[Opening Information shown section]

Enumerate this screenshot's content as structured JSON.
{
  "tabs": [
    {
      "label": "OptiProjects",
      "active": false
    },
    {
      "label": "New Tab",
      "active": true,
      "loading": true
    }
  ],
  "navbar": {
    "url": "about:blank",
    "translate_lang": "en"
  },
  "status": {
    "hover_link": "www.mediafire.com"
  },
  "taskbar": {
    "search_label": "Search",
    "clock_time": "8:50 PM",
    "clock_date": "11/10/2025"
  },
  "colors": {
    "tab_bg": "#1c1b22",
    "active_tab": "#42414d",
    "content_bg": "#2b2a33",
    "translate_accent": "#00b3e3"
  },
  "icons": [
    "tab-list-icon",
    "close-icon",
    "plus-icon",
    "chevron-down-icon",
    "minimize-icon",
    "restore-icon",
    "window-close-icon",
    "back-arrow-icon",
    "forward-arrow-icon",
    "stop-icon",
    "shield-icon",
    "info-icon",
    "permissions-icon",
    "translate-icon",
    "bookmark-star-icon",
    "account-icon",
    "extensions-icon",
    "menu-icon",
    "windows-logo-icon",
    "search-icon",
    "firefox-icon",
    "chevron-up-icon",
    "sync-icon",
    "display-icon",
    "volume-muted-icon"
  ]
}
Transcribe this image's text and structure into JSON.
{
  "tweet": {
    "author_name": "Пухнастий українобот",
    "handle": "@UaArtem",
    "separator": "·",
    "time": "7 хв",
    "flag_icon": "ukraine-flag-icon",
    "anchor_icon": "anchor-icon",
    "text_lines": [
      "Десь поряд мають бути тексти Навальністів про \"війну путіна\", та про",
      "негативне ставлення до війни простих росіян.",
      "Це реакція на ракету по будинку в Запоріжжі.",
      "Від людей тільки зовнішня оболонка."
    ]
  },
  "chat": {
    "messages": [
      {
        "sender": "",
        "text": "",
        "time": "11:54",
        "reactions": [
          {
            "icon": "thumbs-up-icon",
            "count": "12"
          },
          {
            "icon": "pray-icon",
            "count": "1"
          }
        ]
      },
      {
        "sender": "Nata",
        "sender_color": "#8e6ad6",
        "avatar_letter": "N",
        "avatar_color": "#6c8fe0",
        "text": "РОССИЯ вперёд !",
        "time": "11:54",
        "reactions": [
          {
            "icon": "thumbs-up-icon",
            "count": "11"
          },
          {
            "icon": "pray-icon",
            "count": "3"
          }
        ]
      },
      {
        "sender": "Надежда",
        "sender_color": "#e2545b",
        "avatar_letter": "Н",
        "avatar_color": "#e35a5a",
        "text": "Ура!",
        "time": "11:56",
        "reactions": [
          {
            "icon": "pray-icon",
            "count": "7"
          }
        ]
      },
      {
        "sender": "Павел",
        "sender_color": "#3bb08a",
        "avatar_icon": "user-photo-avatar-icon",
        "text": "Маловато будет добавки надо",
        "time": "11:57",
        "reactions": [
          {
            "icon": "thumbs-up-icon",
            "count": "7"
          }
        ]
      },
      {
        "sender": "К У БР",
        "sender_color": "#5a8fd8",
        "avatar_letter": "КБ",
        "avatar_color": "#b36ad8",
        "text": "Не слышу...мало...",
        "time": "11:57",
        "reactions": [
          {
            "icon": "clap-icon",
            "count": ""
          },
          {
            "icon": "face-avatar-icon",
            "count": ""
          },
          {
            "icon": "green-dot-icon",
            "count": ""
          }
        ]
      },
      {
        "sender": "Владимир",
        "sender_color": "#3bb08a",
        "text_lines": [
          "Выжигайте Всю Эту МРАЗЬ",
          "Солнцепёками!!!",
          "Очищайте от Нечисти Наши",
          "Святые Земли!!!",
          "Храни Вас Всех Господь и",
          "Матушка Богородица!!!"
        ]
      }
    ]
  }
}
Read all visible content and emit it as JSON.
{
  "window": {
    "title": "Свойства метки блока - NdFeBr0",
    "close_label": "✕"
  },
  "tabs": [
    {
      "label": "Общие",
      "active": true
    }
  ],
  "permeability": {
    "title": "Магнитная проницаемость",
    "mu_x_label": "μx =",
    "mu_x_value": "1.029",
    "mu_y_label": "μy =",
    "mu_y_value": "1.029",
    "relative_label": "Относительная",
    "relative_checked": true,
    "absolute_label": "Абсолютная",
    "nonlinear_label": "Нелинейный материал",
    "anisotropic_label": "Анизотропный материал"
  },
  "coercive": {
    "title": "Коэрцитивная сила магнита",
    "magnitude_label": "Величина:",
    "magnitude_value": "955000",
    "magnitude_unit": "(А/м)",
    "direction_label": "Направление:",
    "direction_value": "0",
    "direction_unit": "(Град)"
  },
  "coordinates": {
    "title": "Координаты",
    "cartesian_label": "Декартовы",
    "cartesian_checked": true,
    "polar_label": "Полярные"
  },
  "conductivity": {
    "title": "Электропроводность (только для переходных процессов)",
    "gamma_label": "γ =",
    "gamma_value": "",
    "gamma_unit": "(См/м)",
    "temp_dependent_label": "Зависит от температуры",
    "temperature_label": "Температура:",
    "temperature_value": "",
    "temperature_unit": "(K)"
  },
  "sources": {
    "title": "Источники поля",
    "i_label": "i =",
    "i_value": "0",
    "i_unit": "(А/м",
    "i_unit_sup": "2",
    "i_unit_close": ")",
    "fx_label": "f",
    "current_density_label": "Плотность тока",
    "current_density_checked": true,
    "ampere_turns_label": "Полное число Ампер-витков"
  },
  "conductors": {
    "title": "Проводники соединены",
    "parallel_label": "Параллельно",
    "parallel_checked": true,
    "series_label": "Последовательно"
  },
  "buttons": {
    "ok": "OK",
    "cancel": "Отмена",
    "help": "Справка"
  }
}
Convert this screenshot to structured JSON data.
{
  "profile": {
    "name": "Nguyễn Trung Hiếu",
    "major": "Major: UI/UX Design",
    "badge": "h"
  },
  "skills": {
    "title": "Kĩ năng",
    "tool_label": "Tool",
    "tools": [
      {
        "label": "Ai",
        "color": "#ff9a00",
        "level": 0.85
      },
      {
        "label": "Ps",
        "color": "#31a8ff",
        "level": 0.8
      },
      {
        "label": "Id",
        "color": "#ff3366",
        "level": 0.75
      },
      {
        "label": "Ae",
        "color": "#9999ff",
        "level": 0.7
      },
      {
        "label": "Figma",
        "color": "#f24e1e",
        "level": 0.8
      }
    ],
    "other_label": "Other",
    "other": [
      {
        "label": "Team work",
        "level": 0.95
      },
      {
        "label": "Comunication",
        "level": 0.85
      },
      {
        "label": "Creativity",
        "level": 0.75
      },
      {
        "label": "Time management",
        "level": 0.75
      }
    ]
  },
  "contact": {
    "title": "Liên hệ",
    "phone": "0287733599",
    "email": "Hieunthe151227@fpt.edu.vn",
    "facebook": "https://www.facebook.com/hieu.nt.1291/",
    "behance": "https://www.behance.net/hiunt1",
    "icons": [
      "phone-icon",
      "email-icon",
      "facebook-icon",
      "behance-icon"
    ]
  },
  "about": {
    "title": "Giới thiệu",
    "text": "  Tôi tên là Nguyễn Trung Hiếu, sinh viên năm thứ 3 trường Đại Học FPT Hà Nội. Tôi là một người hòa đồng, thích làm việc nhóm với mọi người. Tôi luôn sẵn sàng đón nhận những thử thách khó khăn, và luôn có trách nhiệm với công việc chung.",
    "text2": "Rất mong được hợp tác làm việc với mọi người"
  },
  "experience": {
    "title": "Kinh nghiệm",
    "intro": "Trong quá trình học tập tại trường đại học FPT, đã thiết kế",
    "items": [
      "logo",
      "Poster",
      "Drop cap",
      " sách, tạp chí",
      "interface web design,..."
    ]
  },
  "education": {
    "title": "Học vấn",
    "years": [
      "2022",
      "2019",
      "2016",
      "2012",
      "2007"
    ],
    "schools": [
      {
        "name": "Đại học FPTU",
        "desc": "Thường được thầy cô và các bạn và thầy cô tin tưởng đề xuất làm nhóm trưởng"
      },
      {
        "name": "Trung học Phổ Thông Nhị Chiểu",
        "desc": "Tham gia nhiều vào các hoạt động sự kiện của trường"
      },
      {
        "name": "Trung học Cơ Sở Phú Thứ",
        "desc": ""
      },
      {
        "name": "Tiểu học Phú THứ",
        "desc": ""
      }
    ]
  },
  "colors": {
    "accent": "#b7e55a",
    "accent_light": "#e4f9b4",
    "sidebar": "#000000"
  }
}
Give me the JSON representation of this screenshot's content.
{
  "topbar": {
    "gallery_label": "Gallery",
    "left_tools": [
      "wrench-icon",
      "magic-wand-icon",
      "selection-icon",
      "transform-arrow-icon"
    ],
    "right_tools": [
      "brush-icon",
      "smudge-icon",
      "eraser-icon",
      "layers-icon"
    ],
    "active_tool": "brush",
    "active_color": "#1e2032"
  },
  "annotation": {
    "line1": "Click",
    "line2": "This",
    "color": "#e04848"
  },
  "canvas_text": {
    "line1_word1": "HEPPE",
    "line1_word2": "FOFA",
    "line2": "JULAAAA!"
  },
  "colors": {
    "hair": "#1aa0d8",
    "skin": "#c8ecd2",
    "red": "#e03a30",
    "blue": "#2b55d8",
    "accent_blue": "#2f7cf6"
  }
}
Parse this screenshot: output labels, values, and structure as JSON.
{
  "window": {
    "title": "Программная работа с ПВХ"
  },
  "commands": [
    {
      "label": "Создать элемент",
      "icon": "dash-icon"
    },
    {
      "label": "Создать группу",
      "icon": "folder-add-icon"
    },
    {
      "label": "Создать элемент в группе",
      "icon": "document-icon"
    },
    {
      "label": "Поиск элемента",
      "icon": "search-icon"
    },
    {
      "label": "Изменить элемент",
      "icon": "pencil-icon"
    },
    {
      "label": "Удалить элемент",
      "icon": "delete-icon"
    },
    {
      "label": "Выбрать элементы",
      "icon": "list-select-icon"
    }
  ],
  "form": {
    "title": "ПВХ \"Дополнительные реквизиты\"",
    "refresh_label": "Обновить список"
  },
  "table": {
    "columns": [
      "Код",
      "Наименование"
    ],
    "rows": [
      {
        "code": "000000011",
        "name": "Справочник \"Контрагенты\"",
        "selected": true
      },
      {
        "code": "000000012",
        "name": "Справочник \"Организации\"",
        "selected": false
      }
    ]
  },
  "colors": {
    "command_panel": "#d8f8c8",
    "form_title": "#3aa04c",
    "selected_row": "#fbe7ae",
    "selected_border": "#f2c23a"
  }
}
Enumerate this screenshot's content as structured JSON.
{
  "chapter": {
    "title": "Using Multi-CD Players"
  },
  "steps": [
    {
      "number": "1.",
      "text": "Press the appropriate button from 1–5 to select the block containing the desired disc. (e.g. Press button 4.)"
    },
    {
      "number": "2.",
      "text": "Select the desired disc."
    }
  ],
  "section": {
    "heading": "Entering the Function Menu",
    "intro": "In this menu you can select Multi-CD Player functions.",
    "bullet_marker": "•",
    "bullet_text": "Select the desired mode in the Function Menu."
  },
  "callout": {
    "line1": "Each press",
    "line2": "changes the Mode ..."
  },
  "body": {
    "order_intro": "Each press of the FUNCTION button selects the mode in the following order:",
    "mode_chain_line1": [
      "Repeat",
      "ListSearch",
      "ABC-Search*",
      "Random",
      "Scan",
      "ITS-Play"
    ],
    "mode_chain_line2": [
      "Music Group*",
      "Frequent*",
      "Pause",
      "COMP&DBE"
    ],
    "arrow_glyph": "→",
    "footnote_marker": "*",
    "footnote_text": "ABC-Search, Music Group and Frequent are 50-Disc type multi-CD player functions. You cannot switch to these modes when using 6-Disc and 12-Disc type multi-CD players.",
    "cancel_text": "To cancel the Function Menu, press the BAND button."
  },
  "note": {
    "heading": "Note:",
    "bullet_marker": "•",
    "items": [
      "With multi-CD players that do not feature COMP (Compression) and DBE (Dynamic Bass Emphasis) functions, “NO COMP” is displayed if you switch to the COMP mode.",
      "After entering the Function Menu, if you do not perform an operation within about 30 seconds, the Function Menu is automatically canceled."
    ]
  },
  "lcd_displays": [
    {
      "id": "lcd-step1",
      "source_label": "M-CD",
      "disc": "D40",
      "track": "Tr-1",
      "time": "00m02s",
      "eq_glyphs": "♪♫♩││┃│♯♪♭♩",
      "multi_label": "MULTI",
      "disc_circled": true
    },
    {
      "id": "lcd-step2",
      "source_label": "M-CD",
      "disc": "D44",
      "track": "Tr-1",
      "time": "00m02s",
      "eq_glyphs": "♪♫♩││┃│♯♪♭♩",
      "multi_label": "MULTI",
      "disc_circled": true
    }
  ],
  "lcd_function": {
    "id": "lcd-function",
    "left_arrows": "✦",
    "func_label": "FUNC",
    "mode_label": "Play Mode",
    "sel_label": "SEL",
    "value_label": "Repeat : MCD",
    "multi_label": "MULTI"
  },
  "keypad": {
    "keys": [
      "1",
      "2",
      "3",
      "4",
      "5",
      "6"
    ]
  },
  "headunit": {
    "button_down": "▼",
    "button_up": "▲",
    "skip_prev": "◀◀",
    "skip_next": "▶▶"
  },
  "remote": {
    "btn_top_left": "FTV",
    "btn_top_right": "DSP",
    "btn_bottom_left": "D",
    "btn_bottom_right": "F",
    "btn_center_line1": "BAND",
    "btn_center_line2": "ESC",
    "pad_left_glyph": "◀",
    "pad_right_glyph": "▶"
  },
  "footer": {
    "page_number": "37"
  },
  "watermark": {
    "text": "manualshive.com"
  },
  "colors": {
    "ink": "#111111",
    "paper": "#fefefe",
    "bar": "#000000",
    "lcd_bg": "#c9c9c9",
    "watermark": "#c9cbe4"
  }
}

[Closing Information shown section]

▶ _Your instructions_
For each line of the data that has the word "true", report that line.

▶ _Written solution_
      "active": true,
      "loading": true
      "active": true
    "relative_checked": true,
    "cartesian_checked": true,
    "current_density_checked": true,
    "parallel_checked": true,
        "selected": true
      "disc_circled": true
      "disc_circled": true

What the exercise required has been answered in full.